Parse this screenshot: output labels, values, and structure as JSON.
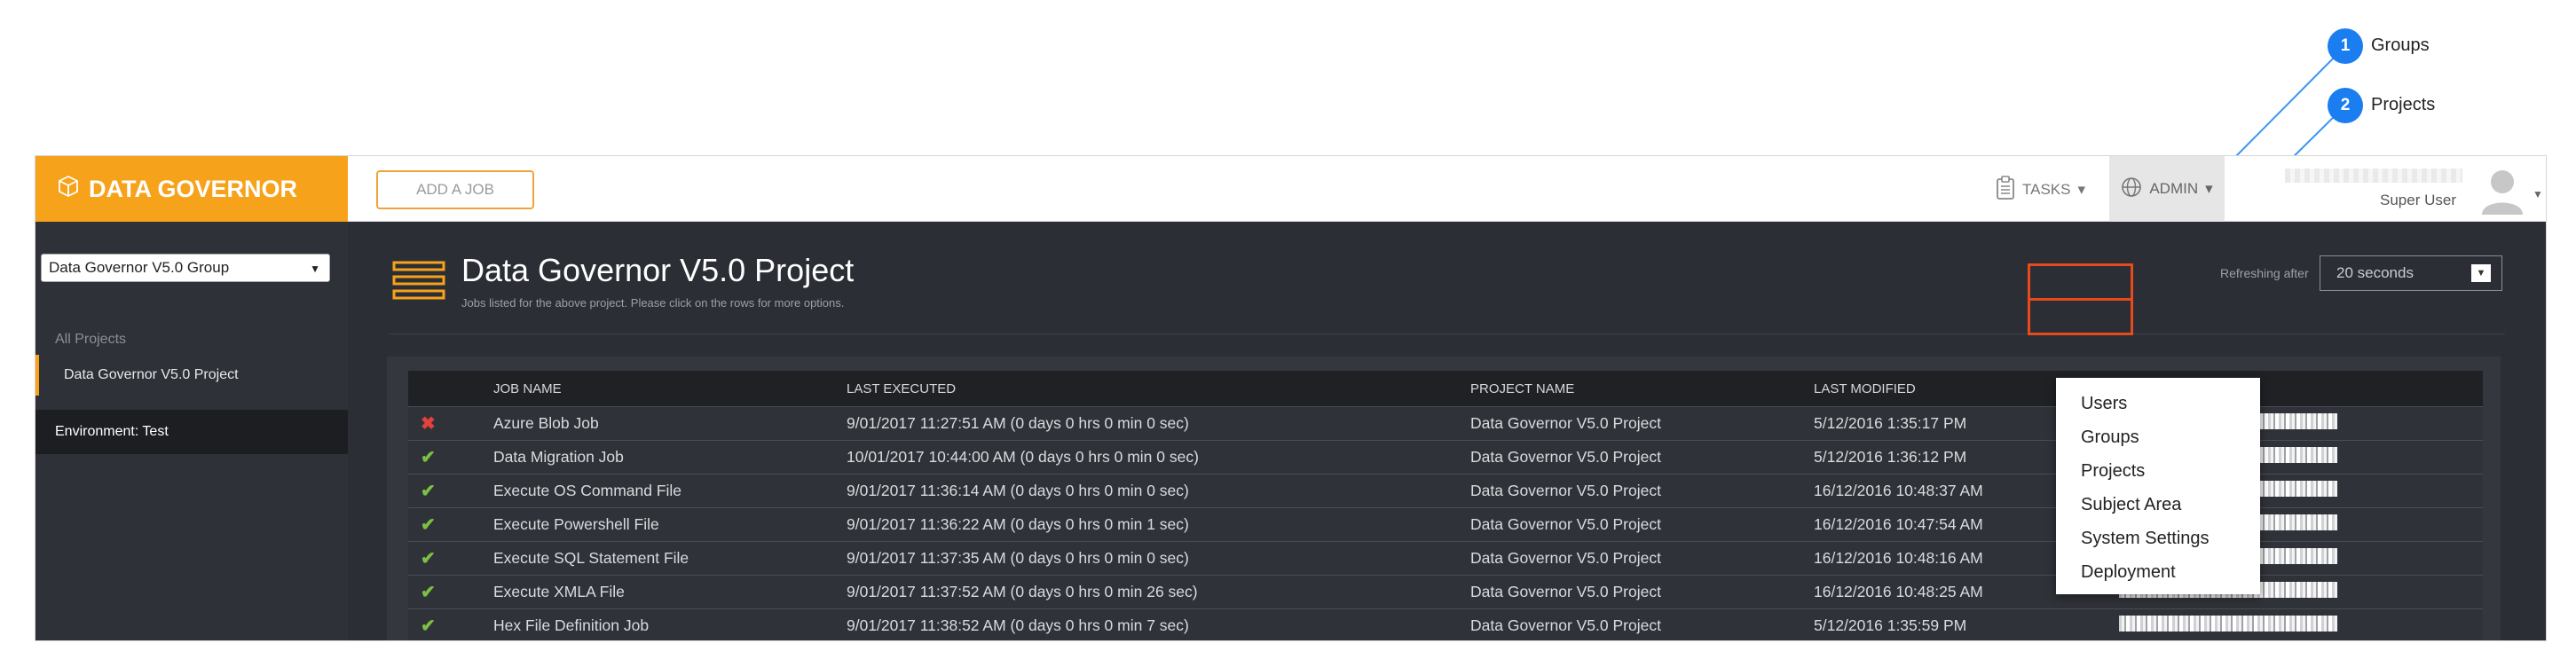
{
  "callouts": [
    {
      "number": "1",
      "label": "Groups"
    },
    {
      "number": "2",
      "label": "Projects"
    }
  ],
  "brand": {
    "title": "DATA GOVERNOR",
    "color": "#f7a21b"
  },
  "topbar": {
    "add_job_label": "ADD A JOB",
    "tasks_label": "TASKS",
    "admin_label": "ADMIN",
    "user_role": "Super User"
  },
  "sidebar": {
    "group_select_value": "Data Governor V5.0 Group",
    "all_projects_label": "All Projects",
    "project_item": "Data Governor V5.0 Project",
    "environment_label": "Environment: Test"
  },
  "main": {
    "title": "Data Governor V5.0 Project",
    "subtitle": "Jobs listed for the above project. Please click on the rows for more options.",
    "refresh_label": "Refreshing after",
    "refresh_value": "20 seconds"
  },
  "table": {
    "headers": [
      "JOB NAME",
      "LAST EXECUTED",
      "PROJECT NAME",
      "LAST MODIFIED"
    ],
    "rows": [
      {
        "status": "fail",
        "name": "Azure Blob Job",
        "executed": "9/01/2017 11:27:51 AM (0 days 0 hrs 0 min 0 sec)",
        "project": "Data Governor V5.0 Project",
        "modified": "5/12/2016 1:35:17 PM"
      },
      {
        "status": "ok",
        "name": "Data Migration Job",
        "executed": "10/01/2017 10:44:00 AM (0 days 0 hrs 0 min 0 sec)",
        "project": "Data Governor V5.0 Project",
        "modified": "5/12/2016 1:36:12 PM"
      },
      {
        "status": "ok",
        "name": "Execute OS Command File",
        "executed": "9/01/2017 11:36:14 AM (0 days 0 hrs 0 min 0 sec)",
        "project": "Data Governor V5.0 Project",
        "modified": "16/12/2016 10:48:37 AM"
      },
      {
        "status": "ok",
        "name": "Execute Powershell File",
        "executed": "9/01/2017 11:36:22 AM (0 days 0 hrs 0 min 1 sec)",
        "project": "Data Governor V5.0 Project",
        "modified": "16/12/2016 10:47:54 AM"
      },
      {
        "status": "ok",
        "name": "Execute SQL Statement File",
        "executed": "9/01/2017 11:37:35 AM (0 days 0 hrs 0 min 0 sec)",
        "project": "Data Governor V5.0 Project",
        "modified": "16/12/2016 10:48:16 AM"
      },
      {
        "status": "ok",
        "name": "Execute XMLA File",
        "executed": "9/01/2017 11:37:52 AM (0 days 0 hrs 0 min 26 sec)",
        "project": "Data Governor V5.0 Project",
        "modified": "16/12/2016 10:48:25 AM"
      },
      {
        "status": "ok",
        "name": "Hex File Definition Job",
        "executed": "9/01/2017 11:38:52 AM (0 days 0 hrs 0 min 7 sec)",
        "project": "Data Governor V5.0 Project",
        "modified": "5/12/2016 1:35:59 PM"
      }
    ]
  },
  "admin_menu": {
    "items": [
      "Users",
      "Groups",
      "Projects",
      "Subject Area",
      "System Settings",
      "Deployment"
    ]
  },
  "icons": {
    "brand": "cube-icon",
    "tasks": "clipboard-icon",
    "admin": "globe-icon",
    "avatar": "user-avatar-icon",
    "status_ok": "check-icon",
    "status_fail": "cross-icon"
  },
  "colors": {
    "accent": "#f7a21b",
    "callout": "#1a7df0",
    "highlight": "#e74a1c",
    "status_ok": "#7bc043",
    "status_fail": "#e2413d"
  }
}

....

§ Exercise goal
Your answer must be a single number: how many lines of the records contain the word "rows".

§ Answer for this exercise
2